> **Source data**

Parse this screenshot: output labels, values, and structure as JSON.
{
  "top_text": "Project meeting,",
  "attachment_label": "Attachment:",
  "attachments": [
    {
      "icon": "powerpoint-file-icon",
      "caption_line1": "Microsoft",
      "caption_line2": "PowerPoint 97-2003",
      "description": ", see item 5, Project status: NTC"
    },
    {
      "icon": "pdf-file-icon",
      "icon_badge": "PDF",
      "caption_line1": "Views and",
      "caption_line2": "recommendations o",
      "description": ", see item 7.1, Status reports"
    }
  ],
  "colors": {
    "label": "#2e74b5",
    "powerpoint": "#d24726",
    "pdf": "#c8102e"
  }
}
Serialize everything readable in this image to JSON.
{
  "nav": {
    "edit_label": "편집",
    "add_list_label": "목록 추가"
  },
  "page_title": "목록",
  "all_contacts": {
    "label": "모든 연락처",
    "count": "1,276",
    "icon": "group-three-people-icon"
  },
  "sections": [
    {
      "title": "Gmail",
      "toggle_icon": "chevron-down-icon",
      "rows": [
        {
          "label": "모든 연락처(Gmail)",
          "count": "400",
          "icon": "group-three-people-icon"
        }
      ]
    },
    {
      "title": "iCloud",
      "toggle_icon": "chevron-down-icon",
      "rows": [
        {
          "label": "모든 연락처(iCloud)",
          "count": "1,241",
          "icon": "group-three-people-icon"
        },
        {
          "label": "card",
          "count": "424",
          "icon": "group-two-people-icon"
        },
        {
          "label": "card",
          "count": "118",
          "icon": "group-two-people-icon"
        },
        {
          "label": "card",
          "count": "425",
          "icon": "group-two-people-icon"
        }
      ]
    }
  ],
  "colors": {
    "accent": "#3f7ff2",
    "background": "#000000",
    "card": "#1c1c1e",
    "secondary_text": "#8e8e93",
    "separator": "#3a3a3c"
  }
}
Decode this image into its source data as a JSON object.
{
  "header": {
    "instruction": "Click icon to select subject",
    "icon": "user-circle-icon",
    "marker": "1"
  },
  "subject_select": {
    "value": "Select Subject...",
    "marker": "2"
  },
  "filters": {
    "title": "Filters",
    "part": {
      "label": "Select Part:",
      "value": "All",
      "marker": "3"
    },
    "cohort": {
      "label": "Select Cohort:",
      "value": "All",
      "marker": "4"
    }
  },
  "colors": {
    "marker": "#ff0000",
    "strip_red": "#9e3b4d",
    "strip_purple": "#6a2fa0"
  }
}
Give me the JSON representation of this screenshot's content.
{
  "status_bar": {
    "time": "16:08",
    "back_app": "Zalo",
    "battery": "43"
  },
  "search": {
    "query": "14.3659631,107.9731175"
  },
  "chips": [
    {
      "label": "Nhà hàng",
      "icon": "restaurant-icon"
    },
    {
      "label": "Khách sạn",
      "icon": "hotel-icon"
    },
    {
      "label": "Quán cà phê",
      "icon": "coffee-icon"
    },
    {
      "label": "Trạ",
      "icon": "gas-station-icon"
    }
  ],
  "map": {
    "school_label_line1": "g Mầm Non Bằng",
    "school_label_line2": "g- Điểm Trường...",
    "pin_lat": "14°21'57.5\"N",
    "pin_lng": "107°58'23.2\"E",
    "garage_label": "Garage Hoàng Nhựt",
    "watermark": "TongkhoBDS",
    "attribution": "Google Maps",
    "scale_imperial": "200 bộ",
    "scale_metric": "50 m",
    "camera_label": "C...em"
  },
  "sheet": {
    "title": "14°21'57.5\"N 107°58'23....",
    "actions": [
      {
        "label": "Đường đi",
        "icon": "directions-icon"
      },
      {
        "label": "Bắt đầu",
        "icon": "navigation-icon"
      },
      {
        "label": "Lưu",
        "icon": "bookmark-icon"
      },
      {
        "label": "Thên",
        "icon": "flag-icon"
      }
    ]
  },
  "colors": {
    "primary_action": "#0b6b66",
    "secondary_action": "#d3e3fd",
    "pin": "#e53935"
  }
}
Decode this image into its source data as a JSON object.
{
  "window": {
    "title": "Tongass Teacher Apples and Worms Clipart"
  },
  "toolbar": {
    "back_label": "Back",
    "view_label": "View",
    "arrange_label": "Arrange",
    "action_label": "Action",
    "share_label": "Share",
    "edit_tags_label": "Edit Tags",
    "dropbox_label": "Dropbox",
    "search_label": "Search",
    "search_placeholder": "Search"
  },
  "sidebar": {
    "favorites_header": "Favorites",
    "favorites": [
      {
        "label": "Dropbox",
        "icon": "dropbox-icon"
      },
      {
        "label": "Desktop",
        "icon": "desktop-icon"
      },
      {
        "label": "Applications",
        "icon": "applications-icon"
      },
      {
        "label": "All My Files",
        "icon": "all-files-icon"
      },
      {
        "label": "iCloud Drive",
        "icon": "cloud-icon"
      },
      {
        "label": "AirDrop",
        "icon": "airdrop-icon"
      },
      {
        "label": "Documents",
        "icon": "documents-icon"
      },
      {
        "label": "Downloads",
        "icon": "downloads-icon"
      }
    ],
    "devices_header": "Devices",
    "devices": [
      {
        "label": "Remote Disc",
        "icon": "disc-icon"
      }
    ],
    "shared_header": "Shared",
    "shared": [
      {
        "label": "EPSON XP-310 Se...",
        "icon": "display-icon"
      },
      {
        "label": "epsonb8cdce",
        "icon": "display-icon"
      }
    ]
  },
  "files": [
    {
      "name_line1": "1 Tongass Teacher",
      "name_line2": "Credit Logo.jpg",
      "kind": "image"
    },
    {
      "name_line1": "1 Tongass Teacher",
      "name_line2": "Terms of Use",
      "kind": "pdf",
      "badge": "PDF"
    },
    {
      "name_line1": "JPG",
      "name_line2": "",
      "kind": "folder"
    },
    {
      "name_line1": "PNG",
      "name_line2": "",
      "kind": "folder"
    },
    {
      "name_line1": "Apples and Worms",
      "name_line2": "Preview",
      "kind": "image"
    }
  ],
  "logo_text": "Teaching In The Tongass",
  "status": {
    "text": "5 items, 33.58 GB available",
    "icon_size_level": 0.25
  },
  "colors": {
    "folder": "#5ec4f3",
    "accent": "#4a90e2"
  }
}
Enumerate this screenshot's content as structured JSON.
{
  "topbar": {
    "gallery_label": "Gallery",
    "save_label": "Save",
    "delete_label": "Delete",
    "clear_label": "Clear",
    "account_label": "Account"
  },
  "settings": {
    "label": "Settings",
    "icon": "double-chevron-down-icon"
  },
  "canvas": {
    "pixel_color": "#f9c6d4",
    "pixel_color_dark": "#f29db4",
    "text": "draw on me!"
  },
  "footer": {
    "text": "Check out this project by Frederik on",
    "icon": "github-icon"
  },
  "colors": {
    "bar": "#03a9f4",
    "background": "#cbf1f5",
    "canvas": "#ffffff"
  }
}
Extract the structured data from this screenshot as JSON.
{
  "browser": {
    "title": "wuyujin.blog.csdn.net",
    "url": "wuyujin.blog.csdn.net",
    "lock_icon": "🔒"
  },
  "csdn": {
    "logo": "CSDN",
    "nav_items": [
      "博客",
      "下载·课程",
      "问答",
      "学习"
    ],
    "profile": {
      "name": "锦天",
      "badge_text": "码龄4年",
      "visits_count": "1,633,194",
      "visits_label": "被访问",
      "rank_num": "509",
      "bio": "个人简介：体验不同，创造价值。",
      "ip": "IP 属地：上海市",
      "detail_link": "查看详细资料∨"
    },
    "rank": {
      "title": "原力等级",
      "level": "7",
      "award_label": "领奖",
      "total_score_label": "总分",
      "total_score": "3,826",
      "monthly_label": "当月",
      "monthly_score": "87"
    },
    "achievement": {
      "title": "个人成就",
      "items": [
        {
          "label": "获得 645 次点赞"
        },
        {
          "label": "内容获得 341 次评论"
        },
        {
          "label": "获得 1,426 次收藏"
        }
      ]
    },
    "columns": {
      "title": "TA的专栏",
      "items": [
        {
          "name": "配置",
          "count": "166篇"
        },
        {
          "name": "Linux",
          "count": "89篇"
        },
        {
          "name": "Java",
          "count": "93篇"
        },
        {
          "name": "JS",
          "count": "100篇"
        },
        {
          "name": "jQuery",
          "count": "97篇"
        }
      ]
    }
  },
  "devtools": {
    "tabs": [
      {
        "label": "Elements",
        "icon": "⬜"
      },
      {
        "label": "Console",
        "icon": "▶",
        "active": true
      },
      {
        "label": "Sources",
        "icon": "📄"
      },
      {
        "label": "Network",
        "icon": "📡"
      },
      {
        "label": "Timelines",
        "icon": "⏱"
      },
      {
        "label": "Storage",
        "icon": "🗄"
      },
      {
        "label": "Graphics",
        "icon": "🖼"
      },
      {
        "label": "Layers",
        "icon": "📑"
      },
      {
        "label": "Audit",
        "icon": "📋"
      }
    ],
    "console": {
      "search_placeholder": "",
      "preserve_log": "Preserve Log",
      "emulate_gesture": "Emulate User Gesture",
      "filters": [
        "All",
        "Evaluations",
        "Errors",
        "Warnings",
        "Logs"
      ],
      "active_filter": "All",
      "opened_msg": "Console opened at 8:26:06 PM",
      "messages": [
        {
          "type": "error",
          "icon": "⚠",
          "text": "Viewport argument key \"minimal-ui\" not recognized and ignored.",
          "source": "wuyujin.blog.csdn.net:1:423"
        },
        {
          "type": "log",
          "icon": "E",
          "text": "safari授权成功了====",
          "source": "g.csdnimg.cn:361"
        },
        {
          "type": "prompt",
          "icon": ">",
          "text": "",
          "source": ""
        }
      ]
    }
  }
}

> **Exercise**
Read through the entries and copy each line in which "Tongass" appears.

> **Result below**
    "title": "Tongass Teacher Apples and Worms Clipart"
      "name_line1": "1 Tongass Teacher",
      "name_line1": "1 Tongass Teacher",
  "logo_text": "Teaching In The Tongass",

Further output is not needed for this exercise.